Last March, we saw millions of employees in organizations across the globe break away from normality, finding themselves almost immediately dispatched from their offices to begin the biggest working from home experiment in history.
Following this drastic change and time of uncertainty for many businesses, employees have proven to be invaluable in supporting their companies through the pandemic – demonstrating their loyalty and ability to adapt to a new way of working.
It is now time for businesses to give back and show their appreciation towards their employees by upholding their commitment to workers’ professional and personal development post-pandemic. Human Resources will now reflect on what has worked and what can be implemented post-pandemic to support staff and attract new talent.
This begs the question, what does the modern employee want? With many businesses eagerly looking for answers, these five important points will advise how companies can align with employee needs to provide a workplace in which workers feel valued and are more likely to stay long-term.
Prioritize health and wellness
Whilst working from home, many employees have found it harder to prioritize their personal needs and often found themselves slipping into unhealthy working habits – with many forgoing their precious lunch breaks and ploughing through work instead.

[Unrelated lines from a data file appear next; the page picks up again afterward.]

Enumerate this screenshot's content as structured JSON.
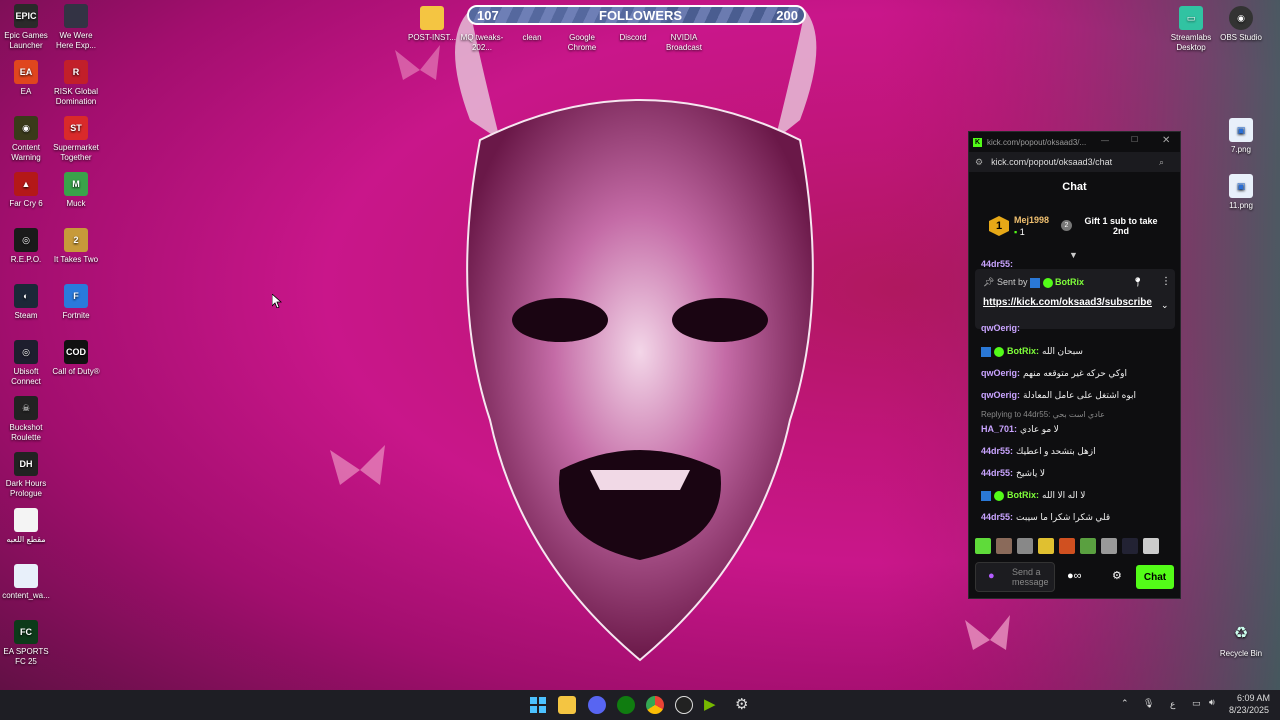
{
  "desktop": {
    "left_icons": [
      {
        "label": "Epic Games Launcher",
        "icon": "epic-icon",
        "color": "#2a2a2a",
        "glyph": "EPIC"
      },
      {
        "label": "We Were Here Exp...",
        "icon": "game-icon",
        "color": "#334",
        "glyph": ""
      },
      {
        "label": "EA",
        "icon": "ea-icon",
        "color": "#e0461e",
        "glyph": "EA"
      },
      {
        "label": "RISK Global Domination",
        "icon": "risk-icon",
        "color": "#c21f2a",
        "glyph": "R"
      },
      {
        "label": "Content Warning",
        "icon": "content-warning-icon",
        "color": "#3a3a1a",
        "glyph": "◉"
      },
      {
        "label": "Supermarket Together",
        "icon": "supermarket-icon",
        "color": "#d92a2a",
        "glyph": "ST"
      },
      {
        "label": "Far Cry 6",
        "icon": "farcry-icon",
        "color": "#b41818",
        "glyph": "▲"
      },
      {
        "label": "Muck",
        "icon": "muck-icon",
        "color": "#3aa24a",
        "glyph": "M"
      },
      {
        "label": "R.E.P.O.",
        "icon": "repo-icon",
        "color": "#1a1a1a",
        "glyph": "◎"
      },
      {
        "label": "It Takes Two",
        "icon": "it-takes-two-icon",
        "color": "#c79a3a",
        "glyph": "2"
      },
      {
        "label": "Steam",
        "icon": "steam-icon",
        "color": "#1b2838",
        "glyph": "◐"
      },
      {
        "label": "Fortnite",
        "icon": "fortnite-icon",
        "color": "#2a7adc",
        "glyph": "F"
      },
      {
        "label": "Ubisoft Connect",
        "icon": "ubisoft-icon",
        "color": "#1e1e2e",
        "glyph": "◎"
      },
      {
        "label": "Call of Duty®",
        "icon": "cod-icon",
        "color": "#111",
        "glyph": "COD"
      },
      {
        "label": "Buckshot Roulette",
        "icon": "buckshot-icon",
        "color": "#222",
        "glyph": "☠"
      },
      {
        "label": "Dark Hours Prologue",
        "icon": "dark-hours-icon",
        "color": "#222",
        "glyph": "DH"
      },
      {
        "label": "مقطع اللعبه",
        "icon": "file-icon",
        "color": "#f4f4f4",
        "glyph": ""
      },
      {
        "label": "content_wa...",
        "icon": "image-file-icon",
        "color": "#e8f0fa",
        "glyph": ""
      },
      {
        "label": "EA SPORTS FC 25",
        "icon": "ea-fc-icon",
        "color": "#0d3a1a",
        "glyph": "FC"
      }
    ],
    "top_icons": [
      {
        "label": "POST-INST...",
        "icon": "folder-icon"
      },
      {
        "label": "MQ tweaks-202...",
        "icon": "file-icon"
      },
      {
        "label": "clean",
        "icon": "file-icon"
      },
      {
        "label": "Google Chrome",
        "icon": "chrome-icon"
      },
      {
        "label": "Discord",
        "icon": "discord-icon"
      },
      {
        "label": "NVIDIA Broadcast",
        "icon": "nvidia-icon"
      }
    ],
    "right_icons": [
      {
        "label": "Streamlabs Desktop",
        "icon": "streamlabs-icon"
      },
      {
        "label": "OBS Studio",
        "icon": "obs-icon"
      },
      {
        "label": "7.png",
        "icon": "image-file-icon"
      },
      {
        "label": "11.png",
        "icon": "image-file-icon"
      },
      {
        "label": "Recycle Bin",
        "icon": "recycle-bin-icon"
      }
    ]
  },
  "followers_bar": {
    "current": "107",
    "label": "FOLLOWERS",
    "goal": "200",
    "progress": 0.6
  },
  "chat": {
    "window_title": "kick.com/popout/oksaad3/...",
    "url": "kick.com/popout/oksaad3/chat",
    "header": "Chat",
    "leaderboard": {
      "rank": "1",
      "user": "Mej1998",
      "count": "1",
      "gift_rank": "2",
      "gift_text": "Gift 1 sub to take 2nd"
    },
    "pinned": {
      "sent_by_label": "Sent by",
      "sender": "BotRix",
      "link": "https://kick.com/oksaad3/subscribe"
    },
    "partial_top": "44dr55:",
    "partial_qw": "qwOerig:",
    "messages": [
      {
        "user": "BotRix:",
        "text": "سبحان الله",
        "color": "#7fff3a",
        "bot": true
      },
      {
        "user": "qwOerig:",
        "text": "اوكي حركه غير متوقعه منهم",
        "color": "#c9a4ff",
        "bot": false
      },
      {
        "user": "qwOerig:",
        "text": "ابوه اشتغل على عامل المعادلة",
        "color": "#c9a4ff",
        "bot": false
      },
      {
        "user": "HA_701:",
        "text": "لا مو عادي",
        "color": "#c9a4ff",
        "bot": false,
        "reply": "Replying to 44dr55: عادي است بحي"
      },
      {
        "user": "44dr55:",
        "text": "ازهل بتشحد و اعطيك",
        "color": "#c9a4ff",
        "bot": false
      },
      {
        "user": "44dr55:",
        "text": "لا ياشيخ",
        "color": "#c9a4ff",
        "bot": false
      },
      {
        "user": "BotRix:",
        "text": "لا اله الا الله",
        "color": "#7fff3a",
        "bot": true
      },
      {
        "user": "44dr55:",
        "text": "قلي شكرا شكرا ما سيبت",
        "color": "#c9a4ff",
        "bot": false
      }
    ],
    "input_placeholder": "Send a message",
    "chat_button": "Chat"
  },
  "taskbar": {
    "time": "6:09 AM",
    "date": "8/23/2025",
    "lang": "ع"
  }
}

Businesses can show employees that they’ve recognized this issue by encouraging healthy work habits that offer employees a much-needed break from work. By implementing free or discounted gym memberships or weekly team exercise classes (whether that be by Zoom or in-person post-pandemic), employers can show that they genuinely care about their employees’ health and wellbeing. This will also offer staff the opportunity to prioritize themselves and their personal goals too.
By offering these extra benefits during and post-pandemic, companies show their value and long-term investment in employee wellbeing, which will ultimately boost team morale.
If there’s anything we’ve learned from the pandemic, it’s that one size does not fit all. Employers have had to take employees’ differing needs into account throughout the pandemic and support them on an individual case by case basis.
Businesses have proved that flexibility is not only possible but that it works. Understandably, employees will now be expecting this level of flexibility to remain post-pandemic.
Organizations will have to accept that whilst some will be keen to get back into the office, others will not feel as confident. The pandemic will have lasting impacts on mental health, particularly for those suffering from anxiety who may panic at the thought of heading back into the city or commuting in rush hours again.
Companies must also bear in mind that some have actually benefited from spending more time at home, particularly those with their own families and child-care needs to juggle.
Is it really fair to push employees back into rigid working patterns when we’ve learned that many can perform equally as well when they work in the way that suits them?
It is now up to businesses to recognize that employees will have different attitudes to the way of work moving forward and that to compete with other businesses post-pandemic, they will need to take on a more flexible approach long-term.
Show your appreciation
Gratitude goes a long way. Even just a small gift or team treat can boost employee morale and keep staff motivated.
Whether it’s providing team members with a hamper of sweet treats, sending a lovely self-care package to someone feeling under the weather, or surprising someone with a birthday box of cupcakes, employees will feel an immediate sense of appreciation and care from their employers.
These small tokens of gratitude should not be underestimated. By showing your employees that you value their hard work and commitment to the company, you will also earn their loyalty.
Allow time for your employees to socialize
As humans, we are social creatures that thrive on company and interaction with others, yet the pandemic has left much staff distant from one another despite the daily zoom calls.
Although companies have got creative in finding ways for employees to socialize with one another virtually with cooking classes, group yoga sessions, and weekly quizzes, many employees will be longing for in-person social events post-pandemic.
Employees have realized how much in-person social events really mean to them and are more aware of their benefits to team morale. There will be more emphasis on socializing going forwards, and staff will likely be calling on their employers to incorporate more team lunches, after-work drinks, and Christmas parties once again, post-pandemic.
Support employees beyond the workplace
Supporting employees does not start and end in the office. The modern employee now expects their company to extend their care beyond the workplace. While working from home, we’ve seen that the boundaries between work and home life often become far more blurred, especially for those juggling homeschooling as well.
With this in mind, employers must understand the busy and at times, chaotic, personal lives of their staff and find ways to invest in their wellbeing outside of the workplace too.
It’s quite common for employees to feel stressed, whether it’s at work or in their personal lives, so any tools that can help to reduce this will be well-received. In the same way that businesses offer their staff private health care plans or financial advice, they can also offer perks to support their day-to-day personal lives as well.
Employers can show workers that they care about their families and lives beyond the workplace with personal organization platforms that enable organization flow at work as well as at home. Helping staff in staying organized in all aspects of their lives will be very much appreciated!
All in all, employers can show workers that they care through understanding, appreciation, and empathy. By taking these points into account, employees will feel respected, valued, and supported by their employers, helping to fuel the business’ overall success.